Egyptians Again Rally for Change - by Stephen Lendman
Before and after Mubarak was ousted, Egypt's military arrested, imprisoned, tortured, and disappeared thousands, a practice continuing to ruthlessly stay in power and prevent change.
Moreover, thousands arrested are being tried in military courts, denying them due process or judicial fairness. Allowed only court-appointed counsel, attorneys get minutes with clients to review charges before presenting their case in proceedings.

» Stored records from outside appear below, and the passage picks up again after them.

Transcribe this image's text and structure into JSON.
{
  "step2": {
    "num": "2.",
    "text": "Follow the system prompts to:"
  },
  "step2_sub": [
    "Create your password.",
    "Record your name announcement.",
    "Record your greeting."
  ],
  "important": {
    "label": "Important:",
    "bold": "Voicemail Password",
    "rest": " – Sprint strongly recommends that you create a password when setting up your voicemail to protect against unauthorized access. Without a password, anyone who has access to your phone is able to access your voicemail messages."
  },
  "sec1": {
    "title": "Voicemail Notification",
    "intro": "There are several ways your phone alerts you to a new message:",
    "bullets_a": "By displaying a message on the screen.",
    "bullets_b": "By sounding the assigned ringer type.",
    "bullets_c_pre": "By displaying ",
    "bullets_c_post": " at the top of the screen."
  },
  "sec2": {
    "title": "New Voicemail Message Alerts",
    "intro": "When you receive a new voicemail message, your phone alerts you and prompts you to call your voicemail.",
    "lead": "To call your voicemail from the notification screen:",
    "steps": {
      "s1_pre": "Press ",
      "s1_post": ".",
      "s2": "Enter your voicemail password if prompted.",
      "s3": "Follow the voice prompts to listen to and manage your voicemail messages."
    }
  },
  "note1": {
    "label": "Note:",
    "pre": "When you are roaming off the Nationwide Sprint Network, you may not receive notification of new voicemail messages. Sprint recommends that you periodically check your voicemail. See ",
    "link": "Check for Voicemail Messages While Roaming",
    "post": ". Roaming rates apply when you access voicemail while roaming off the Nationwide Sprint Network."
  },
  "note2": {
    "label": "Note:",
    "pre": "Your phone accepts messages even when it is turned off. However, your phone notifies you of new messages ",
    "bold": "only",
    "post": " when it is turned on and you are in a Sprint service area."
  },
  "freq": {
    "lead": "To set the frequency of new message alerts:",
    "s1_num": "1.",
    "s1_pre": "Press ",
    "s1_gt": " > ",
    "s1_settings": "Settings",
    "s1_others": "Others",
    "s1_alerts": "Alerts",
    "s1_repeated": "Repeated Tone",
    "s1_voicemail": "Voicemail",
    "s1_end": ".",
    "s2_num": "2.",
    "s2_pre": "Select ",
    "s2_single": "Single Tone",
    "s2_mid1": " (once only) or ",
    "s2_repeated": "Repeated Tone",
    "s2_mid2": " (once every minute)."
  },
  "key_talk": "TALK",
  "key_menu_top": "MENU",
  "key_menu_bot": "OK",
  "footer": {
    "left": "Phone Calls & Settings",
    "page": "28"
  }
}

In addition, multiple defendants are tried simultaneously. Ten thousand or more were sentenced in recent months, some to death, and lawyers can't appeal. Egyptian Initiative for Personal Rights (EIPR) attorney Adel Ramadan said nothing under Mubarak was like this. The ruling junta is much more extreme, cracking down ruthlessly against challenges to its authority.
The Arabic Network for Human Rights Information (ANHRI) issued a July 4 press release, stating "its utter and complete rejection of trying civilians before military courts, especially those arrested for using their legitimate right to expression."
Many activists were tried and convicted, including Michael Nabil, sentenced to three years in military prison for posting, "Army and people, never hand in hand." Another activist, Amr elBeheiry, got five years for demonstrating in Tahrir Square.
ANHRI said military proceedings "lack the bare minimum of fair trial standards....It is not an overstatement to say that (Egypt's) judiciary (isn't) the only sector that has not witnessed any changes after the revolution."
On June 29, Amnesty International (AI) Cairo representatives witnessed security forces attacking demonstrators, "firing tear gas randomly, beating protesters with sticks and firing shotguns." As a result, many hundreds were hurt, AI saying: